Main content area

Subcutaneous administration of ciclosporin in 11 allergic cats – a pilot open‐label uncontrolled clinical trial

Koch, Sandra N., Torres, Sheila M. F., Diaz, Sandra, Gilbert, Sophie, Rendahl, Aaron
Veterinary dermatology 2018 v.29 no.2 pp. 107
cats, cyclosporine, pruritus, veterinary medicine, subcutaneous injection, dermatitis, clinical trials
BACKGROUND: Oral ciclosporin has been reported to be efficacious for feline inflammatory skin diseases; however, cats are often difficult to medicate orally. HYPOTHESIS/OBJECTIVE: To evaluate the efficacy and tolerability of subcutaneous ciclosporin administered to cats with allergic skin disease. ANIMALS: Eleven client‐owned cats with nonseasonal clinical signs. METHODS: Prospective open label trial. Ciclosporin 50 mg/mL solution for injection (Sandimune®, Novartis; NJ, USA) was administered subcutaneously for 60 days with initial doses ranging from 2.5 mg/kg once daily (one cat) to every other day (five cats) and 5 mg/kg once daily (four cats) to every other day (one cat). Dosages were adjusted monthly if needed based on clinical response. Clinical response was assessed using a modified FeDESI (feline Dermatitis Extent and Severity Index) and PVAS (pruritus Visual Analog Scale) between days (D) 0, 30 and 60. RESULTS: Six cats completed the study and four of five cats withdrawn from the study were included in an intention‐to‐treat analysis. There was significant decrease in FeDESI and PVAS scores between D0 and D30, D0 and D60 and D30 and D60 (P < 0.05) in all ten cats.

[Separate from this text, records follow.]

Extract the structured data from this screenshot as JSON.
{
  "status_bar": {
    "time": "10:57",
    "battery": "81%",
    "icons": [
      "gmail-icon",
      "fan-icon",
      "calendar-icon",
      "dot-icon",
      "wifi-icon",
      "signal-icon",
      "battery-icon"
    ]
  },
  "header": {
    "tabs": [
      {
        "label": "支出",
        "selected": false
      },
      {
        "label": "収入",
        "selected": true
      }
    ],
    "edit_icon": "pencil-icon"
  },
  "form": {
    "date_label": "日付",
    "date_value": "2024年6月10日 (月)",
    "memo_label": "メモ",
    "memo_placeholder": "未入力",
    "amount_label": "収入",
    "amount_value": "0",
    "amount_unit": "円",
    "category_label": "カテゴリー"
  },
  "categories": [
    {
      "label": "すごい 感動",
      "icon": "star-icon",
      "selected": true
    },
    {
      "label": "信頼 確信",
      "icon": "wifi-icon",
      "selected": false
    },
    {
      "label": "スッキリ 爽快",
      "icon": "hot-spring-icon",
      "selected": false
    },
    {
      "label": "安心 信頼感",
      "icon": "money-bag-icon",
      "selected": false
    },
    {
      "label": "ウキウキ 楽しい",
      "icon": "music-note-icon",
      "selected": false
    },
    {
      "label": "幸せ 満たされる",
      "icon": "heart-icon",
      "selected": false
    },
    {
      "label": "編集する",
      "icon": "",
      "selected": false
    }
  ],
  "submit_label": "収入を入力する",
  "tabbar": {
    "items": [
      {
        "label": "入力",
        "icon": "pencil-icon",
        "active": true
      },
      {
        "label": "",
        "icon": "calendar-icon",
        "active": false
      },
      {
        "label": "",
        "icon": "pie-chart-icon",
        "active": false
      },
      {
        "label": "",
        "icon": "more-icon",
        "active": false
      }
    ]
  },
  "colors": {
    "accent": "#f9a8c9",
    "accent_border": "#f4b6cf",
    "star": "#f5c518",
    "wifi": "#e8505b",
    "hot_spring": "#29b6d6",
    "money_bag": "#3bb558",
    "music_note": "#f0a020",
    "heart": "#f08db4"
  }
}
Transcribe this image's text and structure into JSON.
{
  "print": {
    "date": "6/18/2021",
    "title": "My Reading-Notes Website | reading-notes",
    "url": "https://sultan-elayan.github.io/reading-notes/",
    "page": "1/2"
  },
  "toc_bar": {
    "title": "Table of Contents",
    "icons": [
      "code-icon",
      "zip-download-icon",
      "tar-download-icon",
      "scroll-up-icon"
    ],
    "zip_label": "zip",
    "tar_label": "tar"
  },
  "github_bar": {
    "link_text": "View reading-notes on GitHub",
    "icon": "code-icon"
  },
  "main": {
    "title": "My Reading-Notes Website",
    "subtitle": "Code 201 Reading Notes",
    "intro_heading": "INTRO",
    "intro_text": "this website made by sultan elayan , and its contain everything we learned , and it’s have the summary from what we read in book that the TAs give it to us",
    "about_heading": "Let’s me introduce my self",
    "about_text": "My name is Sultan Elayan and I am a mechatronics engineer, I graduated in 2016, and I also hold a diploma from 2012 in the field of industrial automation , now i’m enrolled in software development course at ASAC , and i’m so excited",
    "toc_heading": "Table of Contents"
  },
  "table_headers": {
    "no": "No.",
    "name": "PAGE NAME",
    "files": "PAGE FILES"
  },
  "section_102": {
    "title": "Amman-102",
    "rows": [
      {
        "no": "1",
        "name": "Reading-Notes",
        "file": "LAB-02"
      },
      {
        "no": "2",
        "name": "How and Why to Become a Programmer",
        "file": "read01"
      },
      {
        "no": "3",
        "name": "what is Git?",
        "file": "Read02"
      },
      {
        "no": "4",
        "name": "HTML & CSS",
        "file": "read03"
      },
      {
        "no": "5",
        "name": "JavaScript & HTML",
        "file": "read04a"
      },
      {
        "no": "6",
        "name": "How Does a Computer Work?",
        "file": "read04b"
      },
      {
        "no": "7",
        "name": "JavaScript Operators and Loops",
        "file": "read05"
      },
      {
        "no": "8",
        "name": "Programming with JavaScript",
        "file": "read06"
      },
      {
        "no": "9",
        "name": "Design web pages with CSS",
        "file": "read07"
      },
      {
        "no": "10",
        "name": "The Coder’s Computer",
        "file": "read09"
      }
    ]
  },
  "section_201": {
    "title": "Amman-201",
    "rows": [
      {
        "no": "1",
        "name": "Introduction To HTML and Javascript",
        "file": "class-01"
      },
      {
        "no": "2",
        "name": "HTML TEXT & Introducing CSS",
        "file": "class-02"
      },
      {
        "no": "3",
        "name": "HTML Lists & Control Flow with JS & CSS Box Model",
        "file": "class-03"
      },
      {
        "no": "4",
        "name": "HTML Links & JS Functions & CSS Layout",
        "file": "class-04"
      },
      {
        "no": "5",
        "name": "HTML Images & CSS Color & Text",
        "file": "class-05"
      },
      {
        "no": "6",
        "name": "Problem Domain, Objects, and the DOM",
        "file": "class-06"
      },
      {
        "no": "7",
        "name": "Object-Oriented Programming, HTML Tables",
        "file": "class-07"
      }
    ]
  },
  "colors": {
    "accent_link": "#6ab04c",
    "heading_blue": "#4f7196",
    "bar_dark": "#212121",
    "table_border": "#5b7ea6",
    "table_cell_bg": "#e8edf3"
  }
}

CONCLUSIONS AND CLINICAL IMPORTANCE: Ciclosporin administered subcutaneously at initial doses of 2.5‐5 mg/kg, once daily to alternate days, appears to be an efficacious therapy for feline allergic dermatitis and may be an alternative therapy for cats that cannot be treated orally. Randomized and controlled long term studies which include a larger number of cats are needed to confirm these findings.